*Supplied entries*:
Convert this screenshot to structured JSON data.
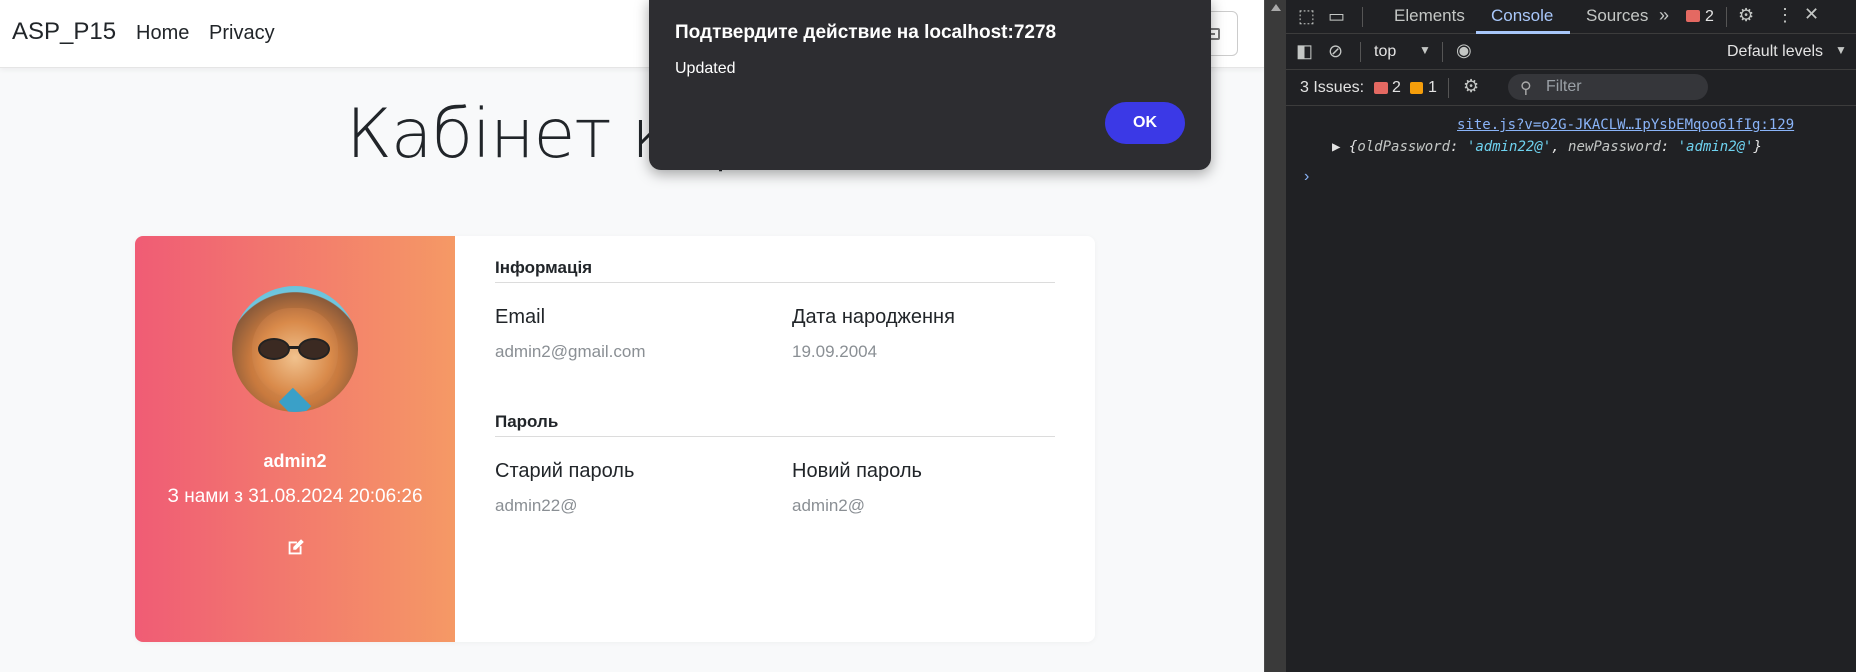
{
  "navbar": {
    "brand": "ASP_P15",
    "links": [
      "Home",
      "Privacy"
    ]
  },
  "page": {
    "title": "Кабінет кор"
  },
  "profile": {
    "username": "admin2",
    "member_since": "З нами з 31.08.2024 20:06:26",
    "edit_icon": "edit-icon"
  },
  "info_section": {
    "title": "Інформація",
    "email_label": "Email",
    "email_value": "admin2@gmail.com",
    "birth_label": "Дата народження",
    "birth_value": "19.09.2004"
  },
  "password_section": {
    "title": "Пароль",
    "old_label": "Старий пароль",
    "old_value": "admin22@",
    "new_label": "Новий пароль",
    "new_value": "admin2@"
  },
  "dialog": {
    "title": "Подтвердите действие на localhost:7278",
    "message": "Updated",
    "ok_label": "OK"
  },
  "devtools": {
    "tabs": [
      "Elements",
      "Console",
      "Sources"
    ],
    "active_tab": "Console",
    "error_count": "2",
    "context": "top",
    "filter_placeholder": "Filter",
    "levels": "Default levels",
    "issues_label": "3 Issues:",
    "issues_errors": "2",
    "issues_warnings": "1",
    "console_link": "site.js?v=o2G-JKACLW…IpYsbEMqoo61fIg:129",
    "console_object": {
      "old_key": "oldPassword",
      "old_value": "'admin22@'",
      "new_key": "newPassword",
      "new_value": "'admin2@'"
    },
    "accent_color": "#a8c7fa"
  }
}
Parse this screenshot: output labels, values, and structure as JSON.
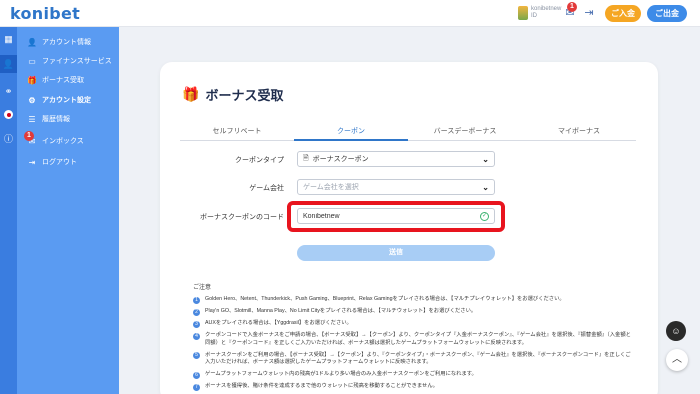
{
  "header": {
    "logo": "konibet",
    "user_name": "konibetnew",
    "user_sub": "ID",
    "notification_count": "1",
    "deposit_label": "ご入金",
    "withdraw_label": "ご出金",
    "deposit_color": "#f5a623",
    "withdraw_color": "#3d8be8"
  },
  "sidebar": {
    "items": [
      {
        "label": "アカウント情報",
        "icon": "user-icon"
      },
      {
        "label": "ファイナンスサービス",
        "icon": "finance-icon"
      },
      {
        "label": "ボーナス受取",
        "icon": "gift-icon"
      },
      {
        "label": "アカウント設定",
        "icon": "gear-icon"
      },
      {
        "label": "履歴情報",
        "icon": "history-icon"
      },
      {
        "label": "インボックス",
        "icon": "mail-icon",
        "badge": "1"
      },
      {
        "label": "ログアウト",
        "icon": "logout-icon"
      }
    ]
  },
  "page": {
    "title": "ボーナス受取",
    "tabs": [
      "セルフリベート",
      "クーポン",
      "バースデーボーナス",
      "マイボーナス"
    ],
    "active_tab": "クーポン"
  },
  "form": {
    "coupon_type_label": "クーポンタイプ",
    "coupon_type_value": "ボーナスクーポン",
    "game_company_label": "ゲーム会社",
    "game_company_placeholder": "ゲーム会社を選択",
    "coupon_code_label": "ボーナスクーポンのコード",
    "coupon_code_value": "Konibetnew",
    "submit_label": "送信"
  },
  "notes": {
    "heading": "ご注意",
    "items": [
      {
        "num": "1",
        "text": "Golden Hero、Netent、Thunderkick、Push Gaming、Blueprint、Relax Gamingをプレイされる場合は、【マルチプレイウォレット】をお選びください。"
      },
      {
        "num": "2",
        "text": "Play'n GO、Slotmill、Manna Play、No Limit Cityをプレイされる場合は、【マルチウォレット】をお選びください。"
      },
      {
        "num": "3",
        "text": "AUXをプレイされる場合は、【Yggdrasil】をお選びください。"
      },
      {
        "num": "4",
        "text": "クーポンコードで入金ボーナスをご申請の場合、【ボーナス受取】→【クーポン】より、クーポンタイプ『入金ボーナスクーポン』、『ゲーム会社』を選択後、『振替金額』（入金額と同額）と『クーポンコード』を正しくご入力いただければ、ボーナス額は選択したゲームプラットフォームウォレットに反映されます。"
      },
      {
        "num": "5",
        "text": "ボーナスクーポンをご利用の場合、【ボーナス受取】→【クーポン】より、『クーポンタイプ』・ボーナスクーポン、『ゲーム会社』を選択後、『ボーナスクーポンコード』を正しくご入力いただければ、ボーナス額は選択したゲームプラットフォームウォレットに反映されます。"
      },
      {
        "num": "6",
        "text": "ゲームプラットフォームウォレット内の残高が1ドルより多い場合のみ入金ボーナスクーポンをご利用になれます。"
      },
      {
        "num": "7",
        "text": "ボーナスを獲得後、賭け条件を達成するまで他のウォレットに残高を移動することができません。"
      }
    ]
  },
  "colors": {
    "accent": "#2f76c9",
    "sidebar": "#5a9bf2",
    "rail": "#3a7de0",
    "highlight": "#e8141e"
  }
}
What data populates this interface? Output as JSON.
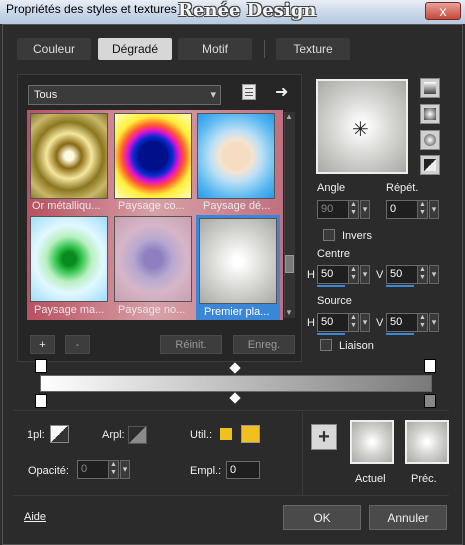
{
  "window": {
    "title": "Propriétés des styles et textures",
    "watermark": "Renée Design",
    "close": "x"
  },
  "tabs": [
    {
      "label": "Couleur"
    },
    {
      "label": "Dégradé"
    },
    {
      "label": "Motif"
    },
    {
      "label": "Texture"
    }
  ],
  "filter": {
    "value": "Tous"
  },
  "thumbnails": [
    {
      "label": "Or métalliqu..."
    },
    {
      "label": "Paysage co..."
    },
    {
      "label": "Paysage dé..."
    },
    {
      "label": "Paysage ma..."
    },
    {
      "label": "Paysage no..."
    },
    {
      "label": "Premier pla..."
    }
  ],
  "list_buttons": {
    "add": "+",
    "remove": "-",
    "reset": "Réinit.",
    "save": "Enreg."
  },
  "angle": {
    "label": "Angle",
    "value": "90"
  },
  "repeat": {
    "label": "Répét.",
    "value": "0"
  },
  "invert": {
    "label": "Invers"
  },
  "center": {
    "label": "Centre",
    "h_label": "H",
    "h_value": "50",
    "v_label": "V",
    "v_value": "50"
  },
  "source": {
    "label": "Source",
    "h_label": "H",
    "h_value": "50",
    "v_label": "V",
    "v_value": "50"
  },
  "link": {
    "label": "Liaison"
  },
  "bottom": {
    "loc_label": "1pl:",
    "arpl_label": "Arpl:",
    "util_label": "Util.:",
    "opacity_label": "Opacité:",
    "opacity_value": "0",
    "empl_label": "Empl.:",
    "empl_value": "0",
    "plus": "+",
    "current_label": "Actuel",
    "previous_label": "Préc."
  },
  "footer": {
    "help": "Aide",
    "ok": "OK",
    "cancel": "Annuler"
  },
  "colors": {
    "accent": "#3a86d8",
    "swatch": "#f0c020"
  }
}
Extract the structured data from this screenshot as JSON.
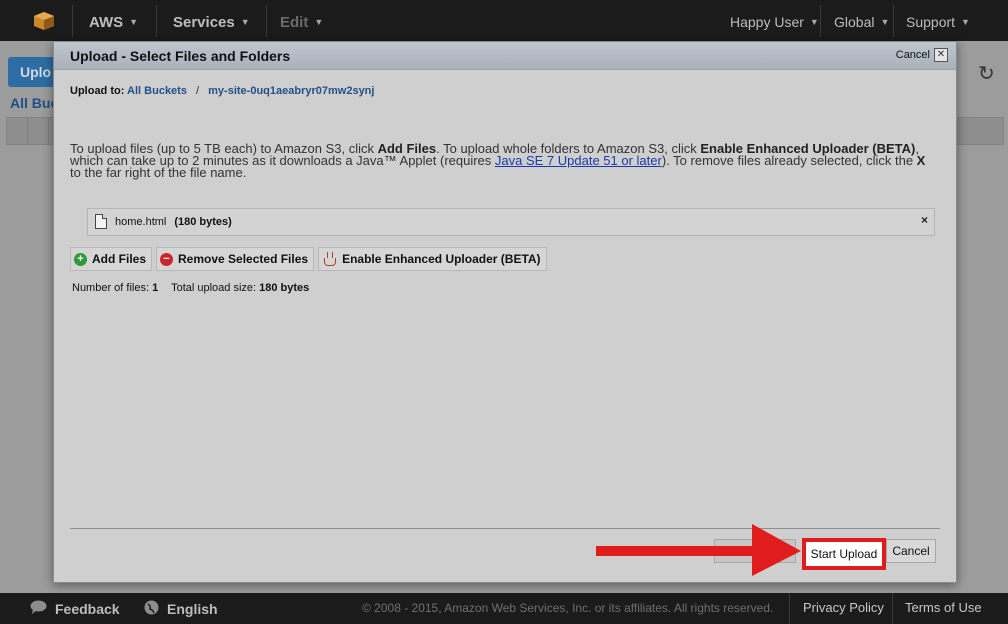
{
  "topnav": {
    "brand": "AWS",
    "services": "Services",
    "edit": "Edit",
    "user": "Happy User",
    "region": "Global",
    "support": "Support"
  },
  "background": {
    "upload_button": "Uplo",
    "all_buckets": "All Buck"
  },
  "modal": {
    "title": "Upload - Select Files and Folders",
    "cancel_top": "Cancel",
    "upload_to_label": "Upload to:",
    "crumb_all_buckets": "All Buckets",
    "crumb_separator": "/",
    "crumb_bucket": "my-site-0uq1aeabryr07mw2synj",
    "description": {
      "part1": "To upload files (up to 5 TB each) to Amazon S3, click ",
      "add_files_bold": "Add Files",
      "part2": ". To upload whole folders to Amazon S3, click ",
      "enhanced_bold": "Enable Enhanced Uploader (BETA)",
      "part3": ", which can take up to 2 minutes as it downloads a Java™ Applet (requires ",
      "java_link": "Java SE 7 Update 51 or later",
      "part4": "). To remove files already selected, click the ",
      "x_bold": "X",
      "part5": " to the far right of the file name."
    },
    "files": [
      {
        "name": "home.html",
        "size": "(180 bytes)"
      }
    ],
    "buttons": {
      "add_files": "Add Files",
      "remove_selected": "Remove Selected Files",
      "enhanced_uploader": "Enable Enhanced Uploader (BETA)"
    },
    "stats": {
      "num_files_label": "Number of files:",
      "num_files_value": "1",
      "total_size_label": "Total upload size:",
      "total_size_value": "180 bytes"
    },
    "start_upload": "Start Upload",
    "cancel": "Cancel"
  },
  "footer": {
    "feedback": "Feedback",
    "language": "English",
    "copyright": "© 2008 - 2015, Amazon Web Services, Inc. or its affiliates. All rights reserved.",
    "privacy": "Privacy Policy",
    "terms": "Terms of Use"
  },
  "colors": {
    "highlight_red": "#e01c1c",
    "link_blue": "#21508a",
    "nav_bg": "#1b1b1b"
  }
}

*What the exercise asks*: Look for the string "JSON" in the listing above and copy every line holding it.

*Solved exercise*:
Convert this screenshot to structured JSON data.
Parse this screenshot: output labels, values, and structure as JSON.
What data populates this interface? Output as JSON.
Extract the structured data from this screenshot as JSON.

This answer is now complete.